In conclusion, most braceros apply to the program for an opportunity to gain money and be able to support themselves and families back home. Although the wages were low and faced discrimination, they earned a vast amount of knowledge. These experiences taught these labor works to have pride in themselvesthem as men, as Mexicans, and have faith in themselves. What these workers realize is the cultural impact this program had on their lives and on the lives of their loved one once they had arrived home.
1 Deborah Cohen, Braceros (North Carolina: University of North Carolina Press 2011).
2 Philip Martin, “The Bracero Program: Was It a Failure?” (History News Network 2006 Accessed March 19,2013) (http://hnn.us/articles/27336.html)
3 Deborah Cohen Braceros (North Carolina: University of North Carolina Press 2011) Chapter 1.
4 Carlos Merentes. “The Treatment of ‘Braceros’ in Texas.” Las Raices del Trabajador Agricola (Accessed March 20,2013) (http://www.farmworkers.org/testmony.html)
5 Deborah Cohen Braceros (North Carolina:UniversityCarolina: University of North Carolina Press 2011)190.
6 Deborah Cohen, Braceros (North Carolina:UniversityCarolina: University of North Carolina Press 2011) Border of Belonging, Border of Forgiveness
7 Deborah Cohen Braceros (North Carolina: University of North Carolina Press 2011)125.
8 Velazquez, Matilde. Interview with Eduardo Velazquez, 3/18/2013.
9 Deborah Cohen Braceros (North Carolina:UniversityCarolina: University of North Carolina Press 2011) 174
10 Deborah Cohen Braceros (North Carolina:UniversityCarolina: University of North Carolina Press 2011)126-128.
11 Deborah Cohen Braceros (North Carolina:UniversityCarolina: University of North Carolina Press 2011) 35.

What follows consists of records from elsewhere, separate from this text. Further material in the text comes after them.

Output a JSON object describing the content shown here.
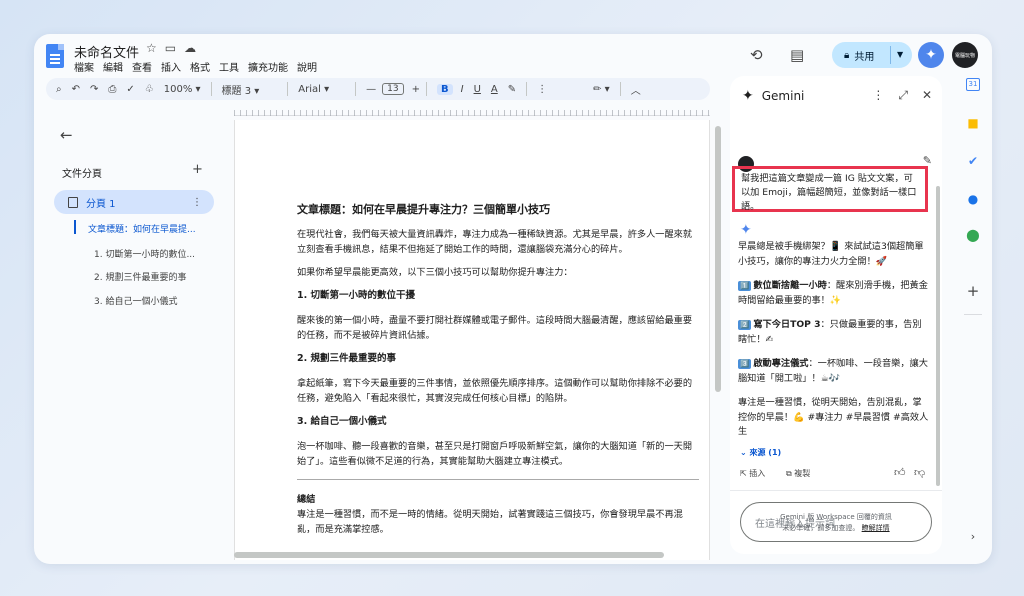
{
  "doc": {
    "title": "未命名文件",
    "menu": [
      "檔案",
      "編輯",
      "查看",
      "插入",
      "格式",
      "工具",
      "擴充功能",
      "說明"
    ]
  },
  "header": {
    "share_label": "共用",
    "avatar_text": "電腦玩物"
  },
  "toolbar": {
    "zoom": "100%",
    "style": "標題 3",
    "font": "Arial",
    "font_size": "13",
    "bold": "B",
    "italic": "I",
    "underline": "U",
    "text_color": "A",
    "minus": "—",
    "plus": "+"
  },
  "sidebar": {
    "title": "文件分頁",
    "tab_label": "分頁 1",
    "outline": [
      "文章標題：如何在早晨提...",
      "1. 切斷第一小時的數位...",
      "2. 規劃三件最重要的事",
      "3. 給自己一個小儀式"
    ]
  },
  "document": {
    "title": "文章標題：如何在早晨提升專注力？三個簡單小技巧",
    "intro": "在現代社會，我們每天被大量資訊轟炸，專注力成為一種稀缺資源。尤其是早晨，許多人一醒來就立刻查看手機訊息，結果不但拖延了開始工作的時間，還讓腦袋充滿分心的碎片。",
    "lead": "如果你希望早晨能更高效，以下三個小技巧可以幫助你提升專注力：",
    "tips": [
      {
        "heading": "1. 切斷第一小時的數位干擾",
        "body": "醒來後的第一個小時，盡量不要打開社群媒體或電子郵件。這段時間大腦最清醒，應該留給最重要的任務，而不是被碎片資訊佔據。"
      },
      {
        "heading": "2. 規劃三件最重要的事",
        "body": "拿起紙筆，寫下今天最重要的三件事情，並依照優先順序排序。這個動作可以幫助你排除不必要的任務，避免陷入「看起來很忙，其實沒完成任何核心目標」的陷阱。"
      },
      {
        "heading": "3. 給自己一個小儀式",
        "body": "泡一杯咖啡、聽一段喜歡的音樂，甚至只是打開窗戶呼吸新鮮空氣，讓你的大腦知道「新的一天開始了」。這些看似微不足道的行為，其實能幫助大腦建立專注模式。"
      }
    ],
    "summary_heading": "總結",
    "summary": "專注是一種習慣，而不是一時的情緒。從明天開始，試著實踐這三個技巧，你會發現早晨不再混亂，而是充滿掌控感。"
  },
  "gemini": {
    "title": "Gemini",
    "prompt": "幫我把這篇文章變成一篇 IG 貼文文案，可以加 Emoji，篇幅超簡短，並像對話一樣口語。",
    "response": {
      "intro": "早晨總是被手機綁架？📱 來試試這3個超簡單小技巧，讓你的專注力火力全開！🚀",
      "item1_num": "1️⃣",
      "item1_bold": "數位斷捨離一小時",
      "item1_rest": "：醒來別滑手機，把黃金時間留給最重要的事！✨",
      "item2_num": "2️⃣",
      "item2_bold": "寫下今日TOP 3",
      "item2_rest": "：只做最重要的事，告別瞎忙！✍",
      "item3_num": "3️⃣",
      "item3_bold": "啟動專注儀式",
      "item3_rest": "：一杯咖啡、一段音樂，讓大腦知道「開工啦」！☕🎶",
      "outro": "專注是一種習慣，從明天開始，告別混亂，掌控你的早晨！💪 #專注力 #早晨習慣 #高效人生"
    },
    "sources": "來源 (1)",
    "insert_label": "插入",
    "copy_label": "複製",
    "input_placeholder": "在這裡輸入提示詞",
    "footer_line1": "Gemini 版 Workspace 回覆的資訊",
    "footer_line2": "未必準確，請多加查證。",
    "footer_link": "瞭解詳情"
  },
  "rail": {
    "calendar_day": "31"
  },
  "colors": {
    "accent": "#0b57d0",
    "share_bg": "#c2e7ff",
    "highlight_border": "#e8344e"
  }
}
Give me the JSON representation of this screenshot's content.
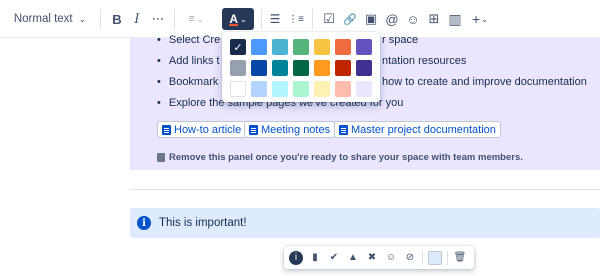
{
  "toolbar": {
    "text_style": "Normal text",
    "text_style_chevron": "⌄",
    "bold": "B",
    "italic": "I",
    "more": "⋯",
    "align": "≡",
    "align_chevron": "⌄",
    "text_color_letter": "A",
    "text_color_chevron": "⌄",
    "bullet_list": "☰",
    "numbered_list": "⋮≡",
    "action": "☑",
    "link": "🔗",
    "image": "▣",
    "mention": "@",
    "emoji": "☺",
    "table": "⊞",
    "layout": "▥",
    "insert": "+",
    "insert_chevron": "⌄"
  },
  "content": {
    "bullets": [
      "Select Cre",
      "Add links t",
      "Bookmark",
      "Explore the sample pages we've created for you"
    ],
    "bullets_tail": [
      "r space",
      "ntation resources",
      "how to create and improve documentation"
    ],
    "bullet_symbol": "•",
    "links": [
      "How-to article",
      "Meeting notes",
      "Master project documentation"
    ],
    "note": "Remove this panel once you're ready to share your space with team members.",
    "info_text": "This is important!",
    "info_icon": "i"
  },
  "color_picker": {
    "selected_check": "✓",
    "rows": [
      [
        "#172b4d",
        "#4c9aff",
        "#4bb5d1",
        "#57b37c",
        "#f6c342",
        "#f06b3f",
        "#6554c0"
      ],
      [
        "#97a0af",
        "#0747a6",
        "#00849a",
        "#006644",
        "#ff991f",
        "#bf2600",
        "#403294"
      ],
      [
        "#ffffff",
        "#b3d4ff",
        "#b3f5ff",
        "#abf5d1",
        "#fff0b3",
        "#ffbdad",
        "#eae6ff"
      ]
    ]
  },
  "float_bar": {
    "info": "i",
    "note": "▮",
    "success": "✔",
    "warning": "▲",
    "error": "✖",
    "custom": "☺",
    "no_icon": "⊘",
    "delete": "🗑"
  }
}
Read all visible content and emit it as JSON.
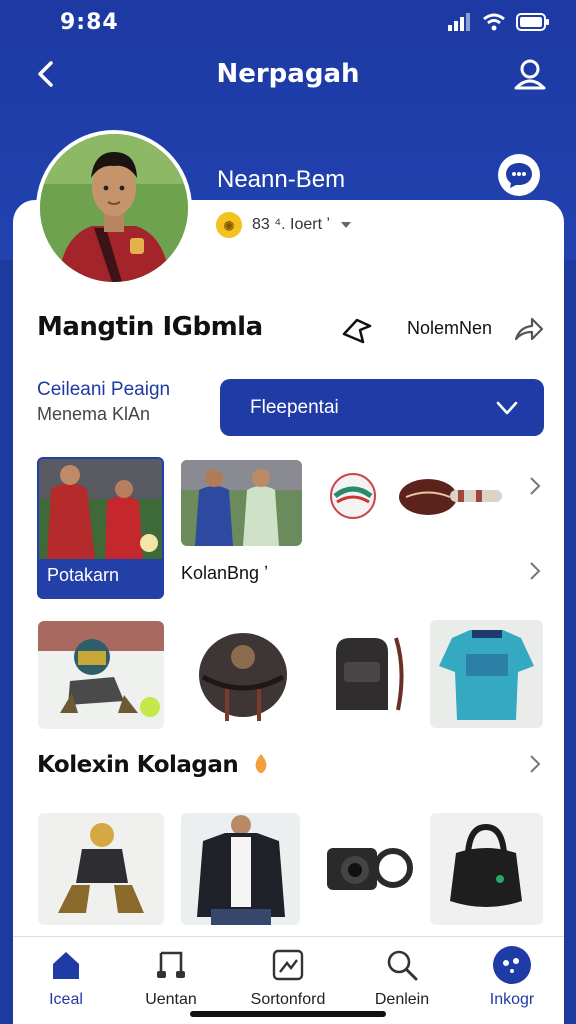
{
  "status": {
    "time": "9:84"
  },
  "nav": {
    "title": "Nerpagah"
  },
  "profile": {
    "header_name": "Neann-Bem",
    "meta_text": "83 ⁴. Ioert ʼ",
    "display_name": "Mangtin IGbmla",
    "follow_label": "NolemNen"
  },
  "info": {
    "label": "Ceileani Peaign",
    "sub": "Menema KlAn",
    "select_label": "Fleepentai"
  },
  "tiles": {
    "featured_label": "Potakarn",
    "second_label": "KolanBng ʼ"
  },
  "section": {
    "title": "Kolexin Kolagan"
  },
  "bottom_nav": [
    {
      "label": "Iceal"
    },
    {
      "label": "Uentan"
    },
    {
      "label": "Sortonford"
    },
    {
      "label": "Denlein"
    },
    {
      "label": "Inkogr"
    }
  ],
  "colors": {
    "brand": "#1f3ba6",
    "header": "#2142b0",
    "accent": "#f2c21f"
  }
}
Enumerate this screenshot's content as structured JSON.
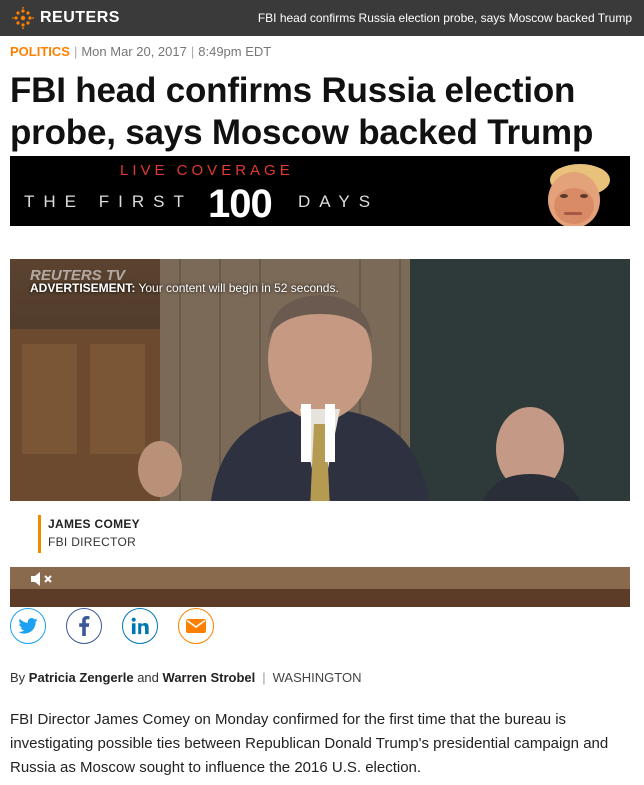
{
  "header": {
    "logo_text": "REUTERS",
    "top_headline": "FBI head confirms Russia election probe, says Moscow backed Trump",
    "brand_color": "#ff8000",
    "bar_color": "#3a3a3a"
  },
  "article": {
    "section": "POLITICS",
    "date": "Mon Mar 20, 2017",
    "time": "8:49pm EDT",
    "title": "FBI head confirms Russia election probe, says Moscow backed Trump",
    "byline_prefix": "By",
    "author1": "Patricia Zengerle",
    "and": "and",
    "author2": "Warren Strobel",
    "location": "WASHINGTON",
    "lead": "FBI Director James Comey on Monday confirmed for the first time that the bureau is investigating possible ties between Republican Donald Trump's presidential campaign and Russia as Moscow sought to influence the 2016 U.S. election."
  },
  "banner": {
    "live": "LIVE COVERAGE",
    "title": "THE FIRST",
    "number": "100",
    "days": "DAYS"
  },
  "video": {
    "watermark": "REUTERS TV",
    "ad_label": "ADVERTISEMENT:",
    "ad_message": " Your content will begin in 52 seconds.",
    "lower_third_name": "JAMES COMEY",
    "lower_third_role": "FBI DIRECTOR",
    "controls": {
      "pause_icon": "pause-icon",
      "mute_icon": "muted-speaker-icon"
    }
  },
  "share": {
    "items": [
      {
        "name": "twitter",
        "icon": "twitter-bird-icon",
        "color": "#1da1f2"
      },
      {
        "name": "facebook",
        "icon": "facebook-f-icon",
        "color": "#3b5998"
      },
      {
        "name": "linkedin",
        "icon": "linkedin-in-icon",
        "color": "#0077b5"
      },
      {
        "name": "email",
        "icon": "envelope-icon",
        "color": "#ff8000"
      }
    ]
  }
}
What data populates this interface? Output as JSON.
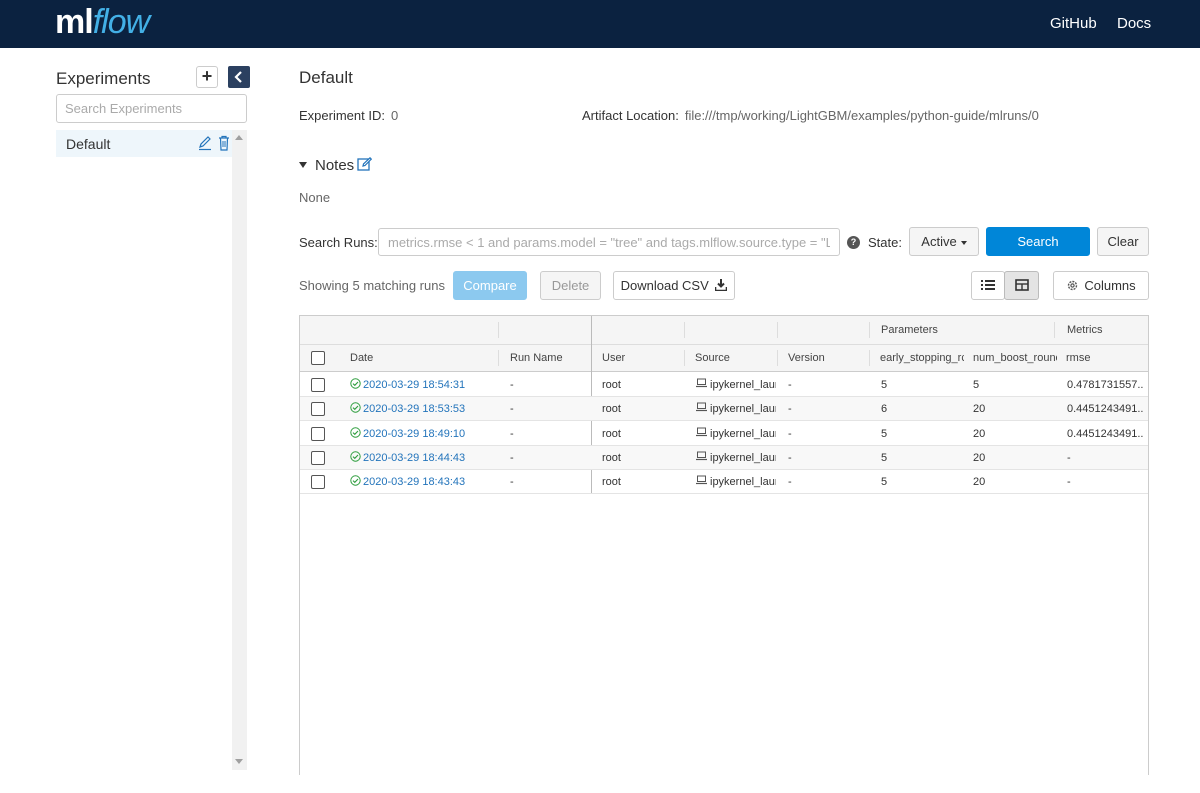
{
  "header": {
    "logo_ml": "ml",
    "logo_flow": "flow",
    "links": [
      "GitHub",
      "Docs"
    ]
  },
  "sidebar": {
    "title": "Experiments",
    "add_label": "+",
    "search_placeholder": "Search Experiments",
    "experiments": [
      {
        "name": "Default",
        "selected": true
      }
    ]
  },
  "experiment": {
    "name": "Default",
    "id_label": "Experiment ID:",
    "id_value": "0",
    "artifact_label": "Artifact Location:",
    "artifact_value": "file:///tmp/working/LightGBM/examples/python-guide/mlruns/0",
    "notes_label": "Notes",
    "notes_value": "None"
  },
  "search": {
    "label": "Search Runs:",
    "placeholder": "metrics.rmse < 1 and params.model = \"tree\" and tags.mlflow.source.type = \"LC",
    "state_label": "State:",
    "state_value": "Active",
    "search_button": "Search",
    "clear_button": "Clear"
  },
  "toolbar": {
    "showing": "Showing 5 matching runs",
    "compare": "Compare",
    "delete": "Delete",
    "download": "Download CSV",
    "columns": "Columns"
  },
  "table": {
    "groups": {
      "parameters": "Parameters",
      "metrics": "Metrics"
    },
    "columns": [
      "Date",
      "Run Name",
      "User",
      "Source",
      "Version",
      "early_stopping_rc",
      "num_boost_rounc",
      "rmse"
    ],
    "rows": [
      {
        "date": "2020-03-29 18:54:31",
        "run_name": "-",
        "user": "root",
        "source": "ipykernel_laun",
        "version": "-",
        "early_stopping": "5",
        "num_boost": "5",
        "rmse": "0.4781731557..."
      },
      {
        "date": "2020-03-29 18:53:53",
        "run_name": "-",
        "user": "root",
        "source": "ipykernel_laun",
        "version": "-",
        "early_stopping": "6",
        "num_boost": "20",
        "rmse": "0.4451243491..."
      },
      {
        "date": "2020-03-29 18:49:10",
        "run_name": "-",
        "user": "root",
        "source": "ipykernel_laun",
        "version": "-",
        "early_stopping": "5",
        "num_boost": "20",
        "rmse": "0.4451243491..."
      },
      {
        "date": "2020-03-29 18:44:43",
        "run_name": "-",
        "user": "root",
        "source": "ipykernel_laun",
        "version": "-",
        "early_stopping": "5",
        "num_boost": "20",
        "rmse": "-"
      },
      {
        "date": "2020-03-29 18:43:43",
        "run_name": "-",
        "user": "root",
        "source": "ipykernel_laun",
        "version": "-",
        "early_stopping": "5",
        "num_boost": "20",
        "rmse": "-"
      }
    ]
  },
  "icons": {
    "collapse": "chevron-left-icon",
    "edit": "pencil-icon",
    "delete": "trash-icon",
    "help": "question-circle-icon",
    "download": "download-icon",
    "list_view": "list-view-icon",
    "grid_view": "grid-view-icon",
    "columns": "gear-icon",
    "status": "check-circle-icon",
    "source": "laptop-icon"
  },
  "colors": {
    "topbar": "#0b2240",
    "brand_flow": "#43b0e6",
    "primary": "#0086d8",
    "link": "#2374bb",
    "success": "#2e9e3e"
  }
}
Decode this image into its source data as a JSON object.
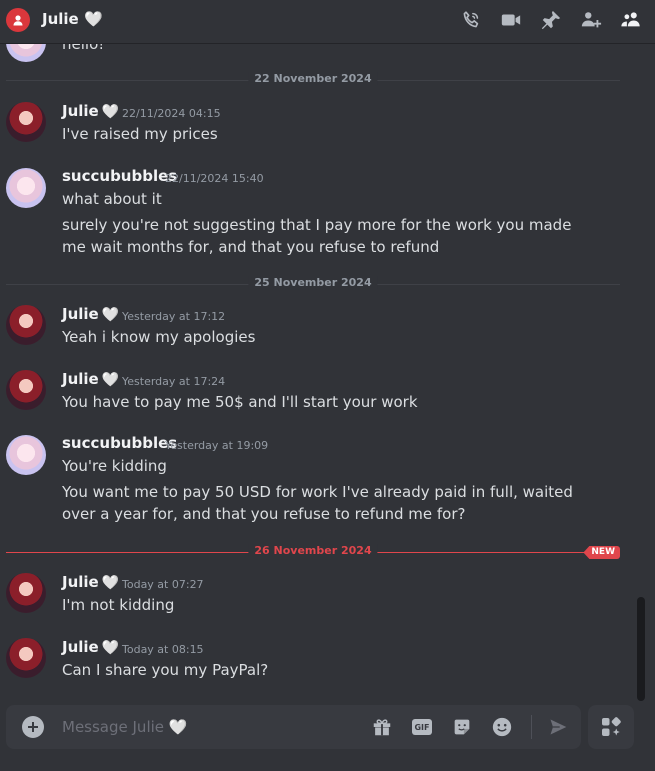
{
  "header": {
    "title": "Julie 🤍",
    "icons": [
      "start-voice-call-icon",
      "start-video-call-icon",
      "pinned-messages-icon",
      "add-friends-to-dm-icon",
      "user-profile-icon"
    ]
  },
  "partial_message": {
    "text": "hello!"
  },
  "dividers": {
    "d1": "22 November 2024",
    "d2": "25 November 2024",
    "d3": "26 November 2024",
    "new_label": "NEW"
  },
  "messages": [
    {
      "author": "Julie",
      "heart": "🤍",
      "time": "22/11/2024 04:15",
      "lines": [
        "I've raised my prices"
      ]
    },
    {
      "author": "succububbles",
      "heart": "",
      "time": "22/11/2024 15:40",
      "lines": [
        "what about it",
        "surely you're not suggesting that I pay more for the work you made me wait months for, and that you refuse to refund"
      ]
    },
    {
      "author": "Julie",
      "heart": "🤍",
      "time": "Yesterday at 17:12",
      "lines": [
        "Yeah i know my apologies"
      ]
    },
    {
      "author": "Julie",
      "heart": "🤍",
      "time": "Yesterday at 17:24",
      "lines": [
        "You have to pay me 50$ and I'll start your work"
      ]
    },
    {
      "author": "succububbles",
      "heart": "",
      "time": "Yesterday at 19:09",
      "lines": [
        "You're kidding",
        "You want me to pay 50 USD for work I've already paid in full, waited over a year for, and that you refuse to refund me for?"
      ]
    },
    {
      "author": "Julie",
      "heart": "🤍",
      "time": "Today at 07:27",
      "lines": [
        "I'm not kidding"
      ]
    },
    {
      "author": "Julie",
      "heart": "🤍",
      "time": "Today at 08:15",
      "lines": [
        "Can I share you my PayPal?"
      ]
    }
  ],
  "composer": {
    "placeholder": "Message Julie 🤍",
    "gif_label": "GIF"
  },
  "colors": {
    "background": "#313338",
    "composer": "#383a40",
    "dm_badge": "#da373c",
    "new_divider": "#e0464c",
    "text": "#dbdee1",
    "muted": "#949ba4"
  }
}
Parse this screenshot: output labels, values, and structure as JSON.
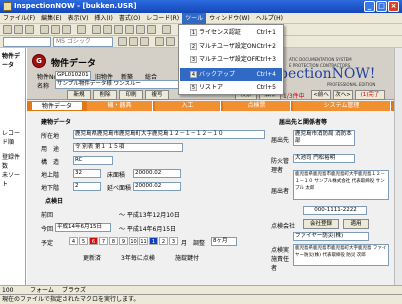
{
  "window": {
    "title": "InspectionNOW - [bukken.USR]"
  },
  "menubar": [
    "ファイル(F)",
    "編集(E)",
    "表示(V)",
    "挿入(I)",
    "書式(O)",
    "レコード(R)",
    "ツール",
    "ウィンドウ(W)",
    "ヘルプ(H)"
  ],
  "toolbar": {
    "font_combo": "MS ゴシック"
  },
  "left_panel": {
    "title": "物件データ",
    "items": [
      "レコード順",
      "登録件数",
      "未ソート"
    ],
    "zoom": "100"
  },
  "form": {
    "header_title": "物件データ",
    "logo": "G",
    "bukken_no_label": "物件No",
    "bukken_no": "GPL010201",
    "check_old": "旧物件",
    "check_new": "新築",
    "check_combined": "総合",
    "name_label": "名称",
    "name": "サンプル物件データ様 ワンスルー",
    "buttons": {
      "new": "新規",
      "delete": "削除",
      "print": "印刷",
      "copy": "複写",
      "search": "検索",
      "release": "解除",
      "prev": "<前へ",
      "next": "次へ>",
      "done": "(1)完了"
    },
    "record_count": "1/3件中",
    "brand_lines": [
      "ATIC DOCUMENTATION SYSTEM",
      "E PROTECTION CONTRACTORS"
    ],
    "brand_big": "pectionNOW!",
    "brand_edition": "PROFESSIONAL EDITION",
    "tabs": [
      "物件データ",
      "機・器具",
      "入工",
      "点検票",
      "システム管理"
    ],
    "section_building": "建物データ",
    "fields": [
      {
        "label": "所在地",
        "value": "鹿児島県鹿児島市鹿児島町大字鹿児島１２－１－１２－１０"
      },
      {
        "label": "用　途",
        "value": "令  別表  第１  １５項"
      },
      {
        "label": "構　造",
        "value": "RC"
      },
      {
        "label": "地上階",
        "value": "32"
      },
      {
        "label": "地下階",
        "value": "2"
      }
    ],
    "floor_area_label": "床面積",
    "floor_area": "20000.02",
    "total_area_label": "延べ面積",
    "total_area": "20000.02",
    "section_inspection": "点検日",
    "prev_label": "前回",
    "prev_to": "平成13年12月10日",
    "this_label": "今回",
    "this_from": "平成14年6月15日",
    "this_to": "平成14年6月15日",
    "plan_label": "予定",
    "cal_nums": [
      "4",
      "5",
      "6",
      "7",
      "8",
      "9",
      "10",
      "11",
      "1",
      "2",
      "3"
    ],
    "plan_suffix": "月",
    "adjust_label": "調整",
    "adjust_value": "8ヶ月",
    "check_update": "更新済",
    "check_3yr": "3年毎に点検",
    "check_lock": "施錠鍵付",
    "section_report": "届出先と関係者等",
    "report_dest_label": "届出先",
    "report_dest": "鹿児島市消防局 消防本部",
    "manager_label": "防火管理者",
    "manager": "大池司  門松裕明",
    "notifier_label": "届出者",
    "notifier": "鹿児島県鹿児島市鹿児島町大字鹿児島１２－１－１０ サンプル株式会社 代表取締役  サンプル 太郎",
    "phone": "000-1111-2222",
    "contractor_label": "点検会社",
    "contractor_btn": "会社登録",
    "apply_btn": "適用",
    "contractor_name": "ファイヤー防災(株)",
    "inspector_label": "点検実施責任者",
    "inspector": "鹿児島県鹿児島市鹿児島町大字鹿児島 ファイヤー防災(株) 代表取締役  防災 次郎"
  },
  "menu": {
    "items": [
      {
        "num": "1",
        "label": "ライセンス認証",
        "shortcut": "Ctrl+1"
      },
      {
        "num": "2",
        "label": "マルチユーザ設定ON",
        "shortcut": "Ctrl+2"
      },
      {
        "num": "3",
        "label": "マルチユーザ設定OFF",
        "shortcut": "Ctrl+3"
      },
      {
        "num": "4",
        "label": "バックアップ",
        "shortcut": "Ctrl+4"
      },
      {
        "num": "5",
        "label": "リストア",
        "shortcut": "Ctrl+5"
      }
    ]
  },
  "status": {
    "view": "フォーム",
    "record_nav": "ブラウズ",
    "text": "現在のファイルで指定されたマクロを実行します。"
  }
}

12 Cohen,Debohra, Debohra Braceros (North Carolina:UniversityCarolina: University of North Carolina Press 2011) 36.